[Data under study]:
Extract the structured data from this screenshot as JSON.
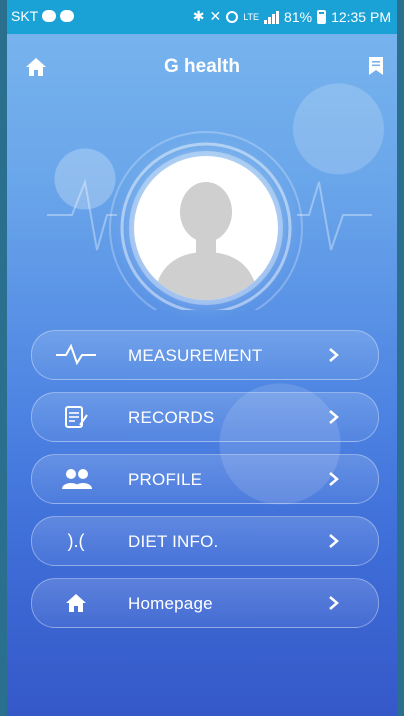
{
  "status_bar": {
    "carrier": "SKT",
    "network": "LTE",
    "battery": "81%",
    "time": "12:35 PM"
  },
  "header": {
    "title": "G health"
  },
  "menu": {
    "items": [
      {
        "label": "MEASUREMENT",
        "icon": "pulse-icon"
      },
      {
        "label": "RECORDS",
        "icon": "notepad-icon"
      },
      {
        "label": "PROFILE",
        "icon": "users-icon"
      },
      {
        "label": "DIET INFO.",
        "icon": "diet-icon",
        "glyph": ").("
      },
      {
        "label": "Homepage",
        "icon": "home-icon"
      }
    ]
  },
  "colors": {
    "status_bar": "#1aa2d6",
    "background_top": "#79b6ee",
    "background_bottom": "#3558c8"
  }
}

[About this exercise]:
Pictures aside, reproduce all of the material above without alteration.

[Response to the task]:
Extract the structured data from this screenshot as JSON.
{
  "status_bar": {
    "carrier": "SKT",
    "network": "LTE",
    "battery": "81%",
    "time": "12:35 PM"
  },
  "header": {
    "title": "G health"
  },
  "menu": {
    "items": [
      {
        "label": "MEASUREMENT",
        "icon": "pulse-icon"
      },
      {
        "label": "RECORDS",
        "icon": "notepad-icon"
      },
      {
        "label": "PROFILE",
        "icon": "users-icon"
      },
      {
        "label": "DIET INFO.",
        "icon": "diet-icon",
        "glyph": ").("
      },
      {
        "label": "Homepage",
        "icon": "home-icon"
      }
    ]
  },
  "colors": {
    "status_bar": "#1aa2d6",
    "background_top": "#79b6ee",
    "background_bottom": "#3558c8"
  }
}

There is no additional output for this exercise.